Ahhhh. Well, I suppose everyone knew I had a thing for the 1950's (hence the aprons...) but I've never done much except look at things online and listen to a bit of music.
So, a while back I started thinking about sewing some 1950's clothes, and started looking at vintage patterns on Etsy. Oh my God! What a selection and so DREAMY! Women absolutely looked like women back then. Most of it I could even wear today...so I actually ordered several. These to be exact:
Wouldn't this be so cute to wear even now???!
So I know the first and last one of the three are later 1950's, but I like them anyways.
I also just purchased another pattern from Etsy and I can't wait for it to arrive!! Isn't it amazing?
I'm so excited for this pattern! It's so amazing. It should fit perfectly, though I'm thinking I might need some sort of waist cincher to get the hourglass look right...right? I'm planning on actually wearing this to work and making it in a few in different colors...black, grey, maybe some sort of brown tweedy-ish fabric...

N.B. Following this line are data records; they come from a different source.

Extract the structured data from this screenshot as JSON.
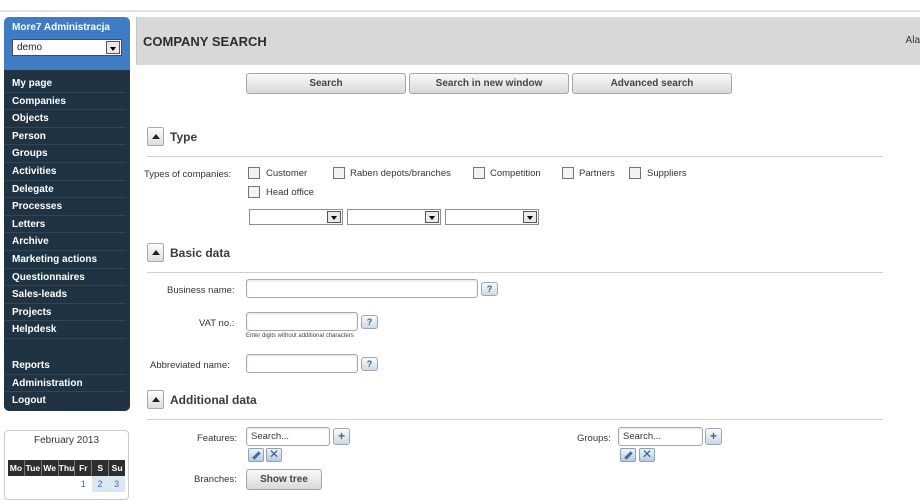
{
  "sidebar": {
    "brand_title": "More7 Administracja",
    "account_select": "demo",
    "menu": [
      "My page",
      "Companies",
      "Objects",
      "Person",
      "Groups",
      "Activities",
      "Delegate",
      "Processes",
      "Letters",
      "Archive",
      "Marketing actions",
      "Questionnaires",
      "Sales-leads",
      "Projects",
      "Helpdesk"
    ],
    "menu_bottom": [
      "Reports",
      "Administration",
      "Logout"
    ]
  },
  "calendar": {
    "title": "February 2013",
    "days": [
      "Mo",
      "Tue",
      "We",
      "Thu",
      "Fr",
      "S",
      "Su"
    ],
    "dates": [
      "",
      "",
      "",
      "",
      "1",
      "2",
      "3"
    ]
  },
  "header": {
    "title": "COMPANY SEARCH",
    "right_text": "Ala"
  },
  "actions": {
    "search": "Search",
    "search_new_window": "Search in new window",
    "advanced": "Advanced search"
  },
  "type_section": {
    "title": "Type",
    "types_label": "Types of companies:",
    "options": [
      "Customer",
      "Raben depots/branches",
      "Competition",
      "Partners",
      "Suppliers",
      "Head office"
    ]
  },
  "basic_section": {
    "title": "Basic data",
    "business_name_label": "Business name:",
    "vat_label": "VAT no.:",
    "vat_hint": "Enter digits without additional characters",
    "abbreviated_label": "Abbreviated name:",
    "help": "?"
  },
  "additional_section": {
    "title": "Additional data",
    "features_label": "Features:",
    "groups_label": "Groups:",
    "search_placeholder": "Search...",
    "branches_label": "Branches:",
    "show_tree": "Show tree",
    "plus": "+",
    "remove": "✕"
  }
}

In my excitement for all the research I've done, I decided to cut my hair. I thought I'd try and get a vintage style. My lovely aunt cut it for me, and this is the first time it's been cut so short on top since my youth. Don't get too excited, though...it's still long-ish at about 6 inches. We left it longer at the back, and layered all over. Not a mullet, if that's what you're thinking...
I'm still undecided if I like it or not, as I've been used to wash and go hair for the last, oh...decade. Naturally curly hair definitely makes a short cut a pain. It needs blowdrying and rolling in curlers for the right look, and hairspray. Lots and lots of hairspray. If only I had the courage to cut it to a shorter style, like Elizabeth Taylor in "A Place in the Sun" from 1951!! If you're interested in learning how to do various vintage hairstyles, check out Lisa Freemont Street on YouTube. She's amazing.
The fight with the curlers was...interesting. To make a very long story short, I figured out that sponge rollers work too well (think serious afro), and brush rollers are best with my fine hair and lack of interest in sleeping in rollers (my man was almost ready to run for cover. Not sexy at all!). To make my hair story even more "amusing", last week I decided to darken my hair to a nice chocolate brown - to cover up my natural roots, and for a change for the winter - and ended up with almost black. Sigh. Luckily, everyone says they like it. I hope they're not just being nice! You can see a little video I put up with my hair all done up in haircombs and curls. This is as close as I can get to the "poodle" style:
I have done a fair amount of looking for foundation garments, as well, since I don't think you can get the correct vintage look without it. However....I just can't get into the seriously pointy boobs! Am I the only one? My sister lent me a vintage dead stock bra from the 50's that she bought from eBay. It fits, but scares me in how POINTY it is. Talk about lift and separate! It's like my boobs weren't even on speaking terms. So I thought I'd make a pattern from it, and take a little of the pointyness away. It didn't really work. My man was so relieved when I took it off! I guess I need to reduce a LOT more, as it was still...dangerous. I'd heard that getting a soft cup bra (Playtex's 18 hr bra was specifically mentioned) will also give the right silhouette for those who can't afford a reproduction brassiere. So, off I headed to Wal Mart. The selection is dizzying, and depressing, at the same time. Yes, they are fairly pointy and keep your lady bits from talking to each other, however I'm apparently a smaller size than I thought...at least in Playtex's world. So small, in fact, that Playtex doesn't have a size to fit me!! Yeowch. I give up for a little bit. I'll revisit the pointy-boob issue later, once I'm desperate for the right look.
Next up, I'll need to make a crinoline and petticoat, as well as a few slips for under my new clothes I'll be making. I've also been drooling all over What Katy Did's little waist cincher. I'll need something like that if I want to get the early '50's "New Look" look right. If only I had a little more money. OK, a lot more. I never knew that the 1940's and 50's styles and pin-up looks were so popular!
Everything will be slow going on the sewing front, as I'm still in training for my current job for about two more weeks, plus I need to do some fabric shopping. Suit material isn't particularly cheap. Who knows when I'll have the time to start sewing, right?